From Florence, we went to Munich Germany. The first thing I saw when I left the train was a German with a Hitler moustache and wearing leather shorts. And beer. It seems Munich was very much drunk on beer. We went to a beer garden, and ordered beer. The beer came in huge glasses, that seemed obscene to me at the time. Nevertheless I drank the whole glass, and not exactly did I become intoxicated, but really full. The third surprise was the food that they served at our hotel. For breakfast, we had cold luncheon meats and soft -boiled eggs. It was pretty disgusting. My thoughts on Munich were that it was downtown ancient German culture. Also it was very clean. The people and the streets were both immaculate. From there, we went to Hamburg, because the Beatles went to Hamburg. Also my grandmother was from Hamburg as well. This port town was very impressive to me, because we went to another beer garden and someone threw a glass of beer over our heads and it smashed against the wall. I didn’t know if this was the usual Hamburg greeting for visitors, but I tipped my hat towards their aim. Also Hamburg was very sexy, due that both men and women wore leather pants. It was like the whole city was either pre-beatle Hamburg look or more likely Jim Morrison fanatics. We then went to West Berlin, which at the time, appeared to be in the middle of East Germany. I remember being on the train and German police came on with German Sheperds to check out our passports.
Once we arrived in Berlin, it felt like Los Angeles to me. The cops there wore short-sleeved shirts, and seemed to be more casual. Also the streets were wide, and unlike the streets of Europe. One thing that stays in my mind was going to a bookstore and that store having a gigantic display of Herman Hesse books. It seemed that they re-issued the books with all Andy Warhol covers. At the time, I thought it was a weird mixture of having Warhol doing the Hesse covers, but then again, perhaps it is him going back to his roots as a graphic designer for book and album covers. Also we visited a large record store, and I was amazed to see all the vinyl albums were unwrapped - in the words they weren’t shrink-wrapped like they are in the States. It’s the little things that make the big impressions while one travels.
After being in Berlin for a while, we went back to Paris and stayed there I think for three or four more weeks, and then back to London to fly back home. We intended to stay forever, but we both ran out of money. To this day, I don’t really plan ahead, the only reason I leave a place is either out of boredom or the money ran out.
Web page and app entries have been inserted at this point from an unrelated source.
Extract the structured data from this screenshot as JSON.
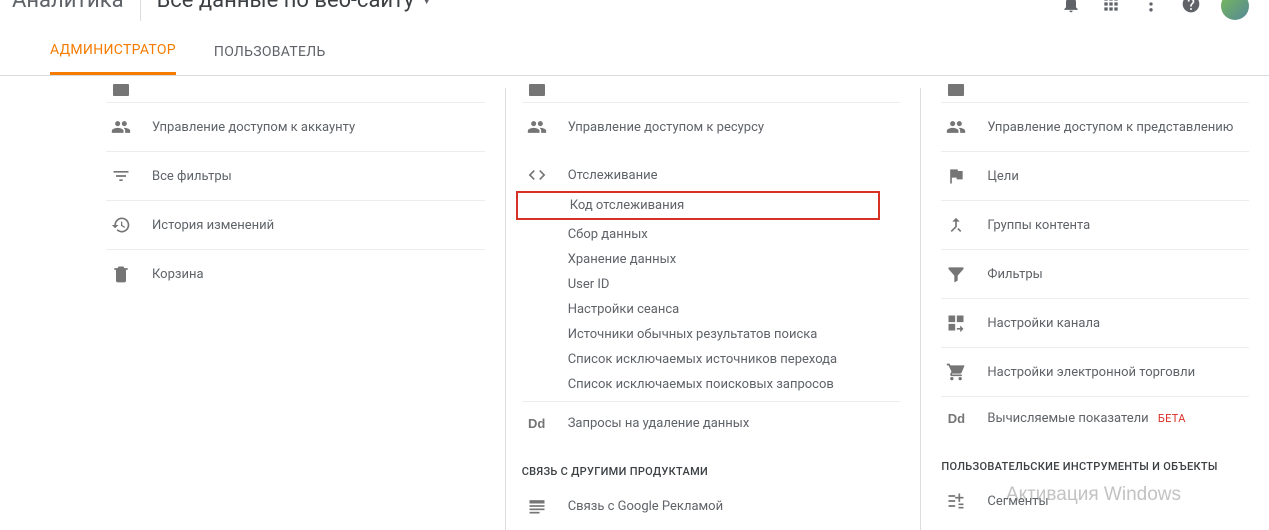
{
  "header": {
    "product_partial": "Аналитика",
    "view_name": "Все данные по веб-сайту"
  },
  "tabs": {
    "admin": "АДМИНИСТРАТОР",
    "user": "ПОЛЬЗОВАТЕЛЬ"
  },
  "account_col": {
    "access": "Управление доступом к аккаунту",
    "filters": "Все фильтры",
    "history": "История изменений",
    "trash": "Корзина"
  },
  "property_col": {
    "access": "Управление доступом к ресурсу",
    "tracking": "Отслеживание",
    "tracking_sub": {
      "code": "Код отслеживания",
      "data_collection": "Сбор данных",
      "data_retention": "Хранение данных",
      "user_id": "User ID",
      "session": "Настройки сеанса",
      "organic": "Источники обычных результатов поиска",
      "referral_exclusion": "Список исключаемых источников перехода",
      "search_term_exclusion": "Список исключаемых поисковых запросов"
    },
    "data_deletion": "Запросы на удаление данных",
    "section_links": "СВЯЗЬ С ДРУГИМИ ПРОДУКТАМИ",
    "adwords": "Связь с Google Рекламой"
  },
  "view_col": {
    "access": "Управление доступом к представлению",
    "goals": "Цели",
    "content_groups": "Группы контента",
    "filters": "Фильтры",
    "channel": "Настройки канала",
    "ecommerce": "Настройки электронной торговли",
    "calc_metrics": "Вычисляемые показатели",
    "beta": "БЕТА",
    "section_tools": "ПОЛЬЗОВАТЕЛЬСКИЕ ИНСТРУМЕНТЫ И ОБЪЕКТЫ",
    "segments": "Сегменты"
  },
  "watermark": "Активация Windows"
}
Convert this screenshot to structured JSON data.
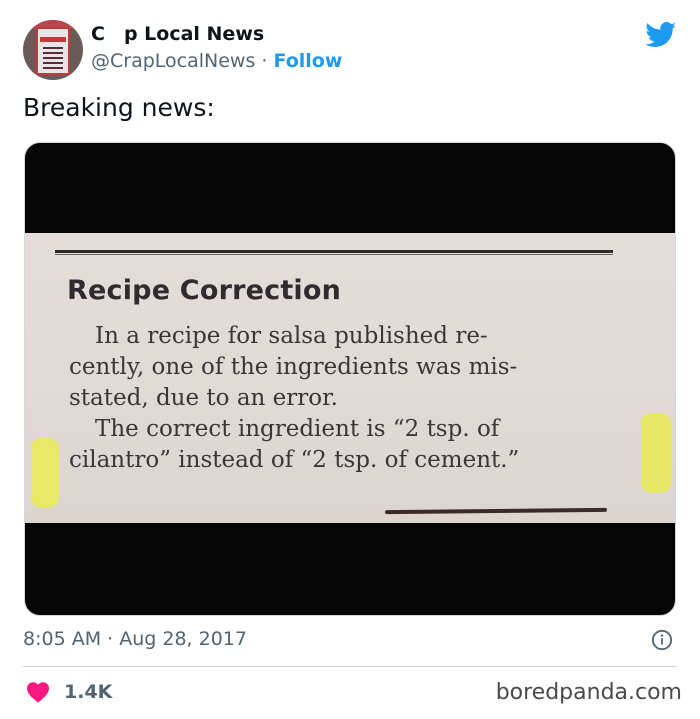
{
  "tweet": {
    "author_name": "C p Local News",
    "author_handle": "@CrapLocalNews",
    "separator": "·",
    "follow_label": "Follow",
    "text": "Breaking news:",
    "time": "8:05 AM · Aug 28, 2017",
    "like_count": "1.4K"
  },
  "clipping": {
    "title": "Recipe Correction",
    "lines": [
      "In a recipe for salsa published  re-",
      "cently, one of the ingredients was mis-",
      "stated, due to an error.",
      "The correct ingredient is “2 tsp. of",
      "cilantro” instead of “2 tsp. of cement.”"
    ]
  },
  "watermark": "boredpanda.com",
  "colors": {
    "accent": "#1d9bf0",
    "like": "#f91880",
    "muted": "#536471"
  },
  "icons": {
    "brand": "twitter-bird-icon",
    "info": "info-icon",
    "like": "heart-icon"
  }
}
But I did wear a suit everyday on our tour of Europe. A year later I got some more money and went back to Europe again - this time alone. Yet, I was still in a Paul Bowles mood. I will be for the rest of my life.